I descend from John Thompson — the John Thompson who married Sarah Iglehart in Ohio County, Kentucky, lived in Warrick County, Indiana, Wapello County, Iowa and Adams County, Iowa.
The 1830 and 1840 census records for Warrick County, Indiana include two men named John B Thompson.
Since I had researched this family, I already knew of most of the children and their birth dates. Using this information, I could calculate their ages and figure out how the family would show up on the 1830 and 1840 census.
After comparing the ages to the two census records, I highlighted the John B Thompson that I believe matches the family of my ancestor, John Thompson.
With an 1830 census record for John Thompson matching the ages of the family members, I elected to search for patent records in Warrick County, Indiana. The result turned up nine patents for a Thompson, with four of them named John.
Based on the land descriptions, there may be several family groups. I colored those in T4SR6W green and those in T4SR8W gold. Unfortunately, that left both John’s outside of the two groups.
I then used the website HistoryGeo to try and figure out which of the patents for John Thompson might be my John Thompson.
My John Thompson married Sarah Iglehart. Even though they married in Ohio County, Kentucky, I searched land patents for Iglehart or Igleheart in Warrick County, Indiana.

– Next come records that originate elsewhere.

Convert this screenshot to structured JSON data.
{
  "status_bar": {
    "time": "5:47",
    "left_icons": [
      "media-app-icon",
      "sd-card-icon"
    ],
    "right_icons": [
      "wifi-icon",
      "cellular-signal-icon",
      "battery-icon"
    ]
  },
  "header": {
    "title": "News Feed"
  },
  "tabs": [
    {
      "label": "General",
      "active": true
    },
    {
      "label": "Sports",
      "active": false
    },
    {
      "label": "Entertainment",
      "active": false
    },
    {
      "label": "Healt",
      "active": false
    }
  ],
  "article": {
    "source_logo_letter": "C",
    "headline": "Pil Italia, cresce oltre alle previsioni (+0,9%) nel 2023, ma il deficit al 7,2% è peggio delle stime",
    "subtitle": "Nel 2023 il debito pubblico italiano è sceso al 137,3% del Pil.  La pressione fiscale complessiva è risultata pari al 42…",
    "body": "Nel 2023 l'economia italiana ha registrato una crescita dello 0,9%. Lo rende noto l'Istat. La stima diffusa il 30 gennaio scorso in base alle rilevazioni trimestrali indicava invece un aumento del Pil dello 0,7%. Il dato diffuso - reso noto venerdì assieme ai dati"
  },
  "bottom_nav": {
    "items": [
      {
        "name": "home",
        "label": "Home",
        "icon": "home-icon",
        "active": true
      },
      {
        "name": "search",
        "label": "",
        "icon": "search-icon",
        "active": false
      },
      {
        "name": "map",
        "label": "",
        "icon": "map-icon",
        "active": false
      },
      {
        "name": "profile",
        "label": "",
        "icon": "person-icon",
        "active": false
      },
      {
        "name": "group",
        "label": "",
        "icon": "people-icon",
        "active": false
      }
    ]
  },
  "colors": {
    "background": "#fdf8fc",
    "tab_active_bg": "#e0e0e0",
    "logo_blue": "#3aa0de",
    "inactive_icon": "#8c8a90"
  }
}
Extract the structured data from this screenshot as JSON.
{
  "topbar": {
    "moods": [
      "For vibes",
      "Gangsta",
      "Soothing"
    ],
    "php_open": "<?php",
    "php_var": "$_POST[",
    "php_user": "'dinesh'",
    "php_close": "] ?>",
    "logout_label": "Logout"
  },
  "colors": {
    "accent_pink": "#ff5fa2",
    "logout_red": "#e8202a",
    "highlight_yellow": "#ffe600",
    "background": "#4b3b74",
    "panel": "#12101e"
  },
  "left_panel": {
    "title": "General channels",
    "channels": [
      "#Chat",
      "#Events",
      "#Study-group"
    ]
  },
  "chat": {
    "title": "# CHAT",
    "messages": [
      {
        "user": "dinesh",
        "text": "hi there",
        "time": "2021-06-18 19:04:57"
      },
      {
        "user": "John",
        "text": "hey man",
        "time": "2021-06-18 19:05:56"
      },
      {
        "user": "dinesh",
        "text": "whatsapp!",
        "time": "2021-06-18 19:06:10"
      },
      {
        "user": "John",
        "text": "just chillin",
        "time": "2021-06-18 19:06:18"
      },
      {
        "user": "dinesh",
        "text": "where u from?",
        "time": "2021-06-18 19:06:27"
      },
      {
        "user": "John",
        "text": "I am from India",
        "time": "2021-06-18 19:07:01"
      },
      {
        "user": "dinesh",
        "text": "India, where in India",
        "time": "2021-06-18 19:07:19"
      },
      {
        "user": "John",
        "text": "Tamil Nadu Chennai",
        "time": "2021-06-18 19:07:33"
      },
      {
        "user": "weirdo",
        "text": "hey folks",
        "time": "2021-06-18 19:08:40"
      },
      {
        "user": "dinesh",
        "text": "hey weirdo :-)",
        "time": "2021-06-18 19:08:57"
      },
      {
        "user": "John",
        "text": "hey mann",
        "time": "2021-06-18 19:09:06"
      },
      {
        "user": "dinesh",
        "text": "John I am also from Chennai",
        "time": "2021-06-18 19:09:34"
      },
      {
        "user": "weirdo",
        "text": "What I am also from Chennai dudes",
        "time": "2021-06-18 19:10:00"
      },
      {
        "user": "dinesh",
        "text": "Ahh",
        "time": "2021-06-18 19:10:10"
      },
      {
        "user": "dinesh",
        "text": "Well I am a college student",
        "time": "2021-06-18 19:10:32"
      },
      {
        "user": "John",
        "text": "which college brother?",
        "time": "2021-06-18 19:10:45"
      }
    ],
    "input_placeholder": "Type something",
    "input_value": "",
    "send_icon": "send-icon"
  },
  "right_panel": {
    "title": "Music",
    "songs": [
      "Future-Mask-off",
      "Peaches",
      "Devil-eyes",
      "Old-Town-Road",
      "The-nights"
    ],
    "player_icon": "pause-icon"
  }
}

I found Levi Iglehart with land fairly close to one of the John Thompsons with land in sections 23 and 24.
Since several of John Thompson’s children married an Evans, I then searched for patents registered by an Evans in Warrick County, Indiana.
When I zoomed out a bit, I found that John Thompson owned land in sections 23, 24 and 25. James Evans, a potential father-in-law of William Taylor Thompson (son of John Thompson) was in section 36. A little to the West, Levi Igleheart was in section 22 and Asa Iglehart was in section 21.
The proximity of all of these potential family members supports the theory that the John Thompson with patents in sections 23, 24 and 25 is the husband of Sarah Iglehart and father of William Taylor Thompson. If the land was sold while his wife was still living, the deed for the sale of the land would support this theory IF John’s wife is named Sarah.
These land records are valuable clues to the Thompsons, Igleharts and Evans families. However, further research is needed to verify my theories.